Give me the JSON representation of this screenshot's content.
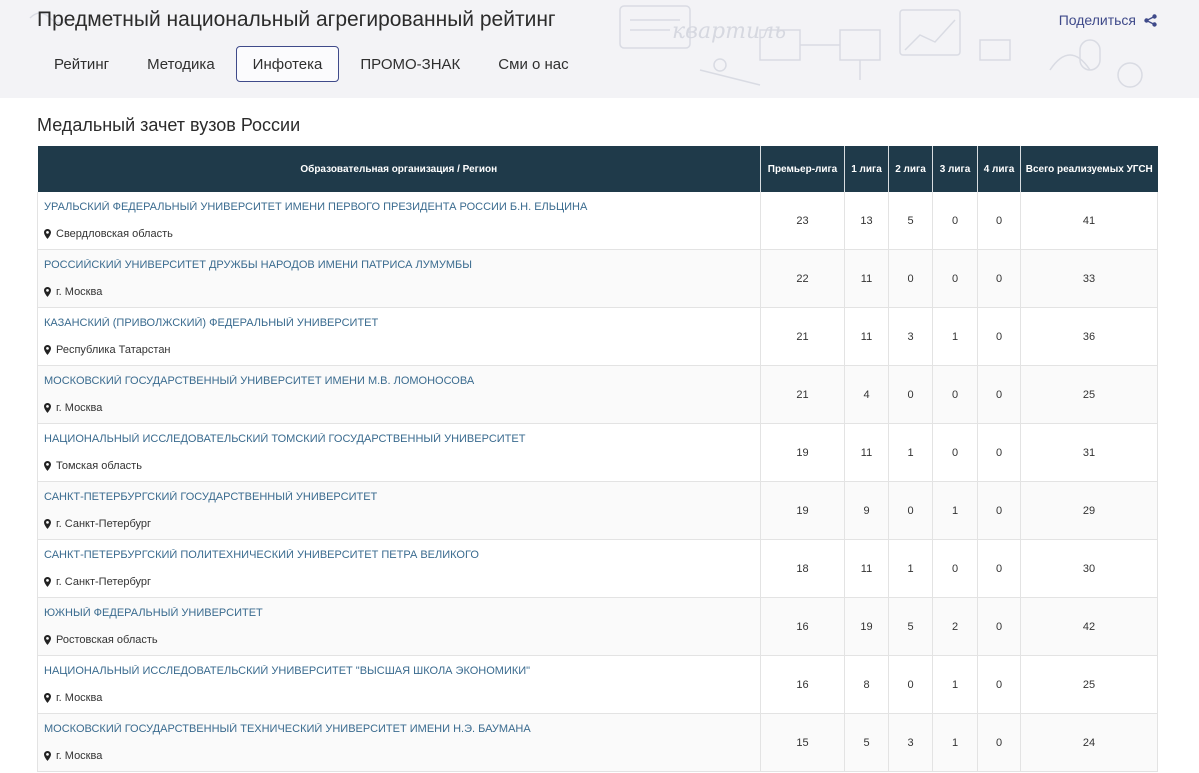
{
  "header": {
    "title": "Предметный национальный агрегированный рейтинг",
    "share_label": "Поделиться",
    "share_icon": "share-icon",
    "background_text": "квартиль"
  },
  "nav": {
    "items": [
      {
        "label": "Рейтинг",
        "active": false
      },
      {
        "label": "Методика",
        "active": false
      },
      {
        "label": "Инфотека",
        "active": true
      },
      {
        "label": "ПРОМО-ЗНАК",
        "active": false
      },
      {
        "label": "Сми о нас",
        "active": false
      }
    ]
  },
  "page": {
    "heading": "Медальный зачет вузов России"
  },
  "table": {
    "columns": [
      "Образовательная организация / Регион",
      "Премьер-лига",
      "1 лига",
      "2 лига",
      "3 лига",
      "4 лига",
      "Всего реализуемых УГСН"
    ],
    "rows": [
      {
        "name": "УРАЛЬСКИЙ ФЕДЕРАЛЬНЫЙ УНИВЕРСИТЕТ ИМЕНИ ПЕРВОГО ПРЕЗИДЕНТА РОССИИ Б.Н. ЕЛЬЦИНА",
        "region": "Свердловская область",
        "premier": "23",
        "l1": "13",
        "l2": "5",
        "l3": "0",
        "l4": "0",
        "total": "41"
      },
      {
        "name": "РОССИЙСКИЙ УНИВЕРСИТЕТ ДРУЖБЫ НАРОДОВ ИМЕНИ ПАТРИСА ЛУМУМБЫ",
        "region": "г. Москва",
        "premier": "22",
        "l1": "11",
        "l2": "0",
        "l3": "0",
        "l4": "0",
        "total": "33"
      },
      {
        "name": "КАЗАНСКИЙ (ПРИВОЛЖСКИЙ) ФЕДЕРАЛЬНЫЙ УНИВЕРСИТЕТ",
        "region": "Республика Татарстан",
        "premier": "21",
        "l1": "11",
        "l2": "3",
        "l3": "1",
        "l4": "0",
        "total": "36"
      },
      {
        "name": "МОСКОВСКИЙ ГОСУДАРСТВЕННЫЙ УНИВЕРСИТЕТ ИМЕНИ М.В. ЛОМОНОСОВА",
        "region": "г. Москва",
        "premier": "21",
        "l1": "4",
        "l2": "0",
        "l3": "0",
        "l4": "0",
        "total": "25"
      },
      {
        "name": "НАЦИОНАЛЬНЫЙ ИССЛЕДОВАТЕЛЬСКИЙ ТОМСКИЙ ГОСУДАРСТВЕННЫЙ УНИВЕРСИТЕТ",
        "region": "Томская область",
        "premier": "19",
        "l1": "11",
        "l2": "1",
        "l3": "0",
        "l4": "0",
        "total": "31"
      },
      {
        "name": "САНКТ-ПЕТЕРБУРГСКИЙ ГОСУДАРСТВЕННЫЙ УНИВЕРСИТЕТ",
        "region": "г. Санкт-Петербург",
        "premier": "19",
        "l1": "9",
        "l2": "0",
        "l3": "1",
        "l4": "0",
        "total": "29"
      },
      {
        "name": "САНКТ-ПЕТЕРБУРГСКИЙ ПОЛИТЕХНИЧЕСКИЙ УНИВЕРСИТЕТ ПЕТРА ВЕЛИКОГО",
        "region": "г. Санкт-Петербург",
        "premier": "18",
        "l1": "11",
        "l2": "1",
        "l3": "0",
        "l4": "0",
        "total": "30"
      },
      {
        "name": "ЮЖНЫЙ ФЕДЕРАЛЬНЫЙ УНИВЕРСИТЕТ",
        "region": "Ростовская область",
        "premier": "16",
        "l1": "19",
        "l2": "5",
        "l3": "2",
        "l4": "0",
        "total": "42"
      },
      {
        "name": "НАЦИОНАЛЬНЫЙ ИССЛЕДОВАТЕЛЬСКИЙ УНИВЕРСИТЕТ \"ВЫСШАЯ ШКОЛА ЭКОНОМИКИ\"",
        "region": "г. Москва",
        "premier": "16",
        "l1": "8",
        "l2": "0",
        "l3": "1",
        "l4": "0",
        "total": "25"
      },
      {
        "name": "МОСКОВСКИЙ ГОСУДАРСТВЕННЫЙ ТЕХНИЧЕСКИЙ УНИВЕРСИТЕТ ИМЕНИ Н.Э. БАУМАНА",
        "region": "г. Москва",
        "premier": "15",
        "l1": "5",
        "l2": "3",
        "l3": "1",
        "l4": "0",
        "total": "24"
      }
    ],
    "region_icon": "map-marker-icon"
  },
  "colors": {
    "header_bg": "#f3f3f6",
    "table_header_bg": "#1f3a4a",
    "link": "#3a6b8f",
    "accent": "#3f4a8a"
  }
}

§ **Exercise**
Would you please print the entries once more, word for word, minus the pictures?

§ **Worked solution**
Give me the JSON representation of this screenshot's content.
{
  "header": {
    "title": "Предметный национальный агрегированный рейтинг",
    "share_label": "Поделиться",
    "share_icon": "share-icon",
    "background_text": "квартиль"
  },
  "nav": {
    "items": [
      {
        "label": "Рейтинг",
        "active": false
      },
      {
        "label": "Методика",
        "active": false
      },
      {
        "label": "Инфотека",
        "active": true
      },
      {
        "label": "ПРОМО-ЗНАК",
        "active": false
      },
      {
        "label": "Сми о нас",
        "active": false
      }
    ]
  },
  "page": {
    "heading": "Медальный зачет вузов России"
  },
  "table": {
    "columns": [
      "Образовательная организация / Регион",
      "Премьер-лига",
      "1 лига",
      "2 лига",
      "3 лига",
      "4 лига",
      "Всего реализуемых УГСН"
    ],
    "rows": [
      {
        "name": "УРАЛЬСКИЙ ФЕДЕРАЛЬНЫЙ УНИВЕРСИТЕТ ИМЕНИ ПЕРВОГО ПРЕЗИДЕНТА РОССИИ Б.Н. ЕЛЬЦИНА",
        "region": "Свердловская область",
        "premier": "23",
        "l1": "13",
        "l2": "5",
        "l3": "0",
        "l4": "0",
        "total": "41"
      },
      {
        "name": "РОССИЙСКИЙ УНИВЕРСИТЕТ ДРУЖБЫ НАРОДОВ ИМЕНИ ПАТРИСА ЛУМУМБЫ",
        "region": "г. Москва",
        "premier": "22",
        "l1": "11",
        "l2": "0",
        "l3": "0",
        "l4": "0",
        "total": "33"
      },
      {
        "name": "КАЗАНСКИЙ (ПРИВОЛЖСКИЙ) ФЕДЕРАЛЬНЫЙ УНИВЕРСИТЕТ",
        "region": "Республика Татарстан",
        "premier": "21",
        "l1": "11",
        "l2": "3",
        "l3": "1",
        "l4": "0",
        "total": "36"
      },
      {
        "name": "МОСКОВСКИЙ ГОСУДАРСТВЕННЫЙ УНИВЕРСИТЕТ ИМЕНИ М.В. ЛОМОНОСОВА",
        "region": "г. Москва",
        "premier": "21",
        "l1": "4",
        "l2": "0",
        "l3": "0",
        "l4": "0",
        "total": "25"
      },
      {
        "name": "НАЦИОНАЛЬНЫЙ ИССЛЕДОВАТЕЛЬСКИЙ ТОМСКИЙ ГОСУДАРСТВЕННЫЙ УНИВЕРСИТЕТ",
        "region": "Томская область",
        "premier": "19",
        "l1": "11",
        "l2": "1",
        "l3": "0",
        "l4": "0",
        "total": "31"
      },
      {
        "name": "САНКТ-ПЕТЕРБУРГСКИЙ ГОСУДАРСТВЕННЫЙ УНИВЕРСИТЕТ",
        "region": "г. Санкт-Петербург",
        "premier": "19",
        "l1": "9",
        "l2": "0",
        "l3": "1",
        "l4": "0",
        "total": "29"
      },
      {
        "name": "САНКТ-ПЕТЕРБУРГСКИЙ ПОЛИТЕХНИЧЕСКИЙ УНИВЕРСИТЕТ ПЕТРА ВЕЛИКОГО",
        "region": "г. Санкт-Петербург",
        "premier": "18",
        "l1": "11",
        "l2": "1",
        "l3": "0",
        "l4": "0",
        "total": "30"
      },
      {
        "name": "ЮЖНЫЙ ФЕДЕРАЛЬНЫЙ УНИВЕРСИТЕТ",
        "region": "Ростовская область",
        "premier": "16",
        "l1": "19",
        "l2": "5",
        "l3": "2",
        "l4": "0",
        "total": "42"
      },
      {
        "name": "НАЦИОНАЛЬНЫЙ ИССЛЕДОВАТЕЛЬСКИЙ УНИВЕРСИТЕТ \"ВЫСШАЯ ШКОЛА ЭКОНОМИКИ\"",
        "region": "г. Москва",
        "premier": "16",
        "l1": "8",
        "l2": "0",
        "l3": "1",
        "l4": "0",
        "total": "25"
      },
      {
        "name": "МОСКОВСКИЙ ГОСУДАРСТВЕННЫЙ ТЕХНИЧЕСКИЙ УНИВЕРСИТЕТ ИМЕНИ Н.Э. БАУМАНА",
        "region": "г. Москва",
        "premier": "15",
        "l1": "5",
        "l2": "3",
        "l3": "1",
        "l4": "0",
        "total": "24"
      }
    ],
    "region_icon": "map-marker-icon"
  },
  "colors": {
    "header_bg": "#f3f3f6",
    "table_header_bg": "#1f3a4a",
    "link": "#3a6b8f",
    "accent": "#3f4a8a"
  }
}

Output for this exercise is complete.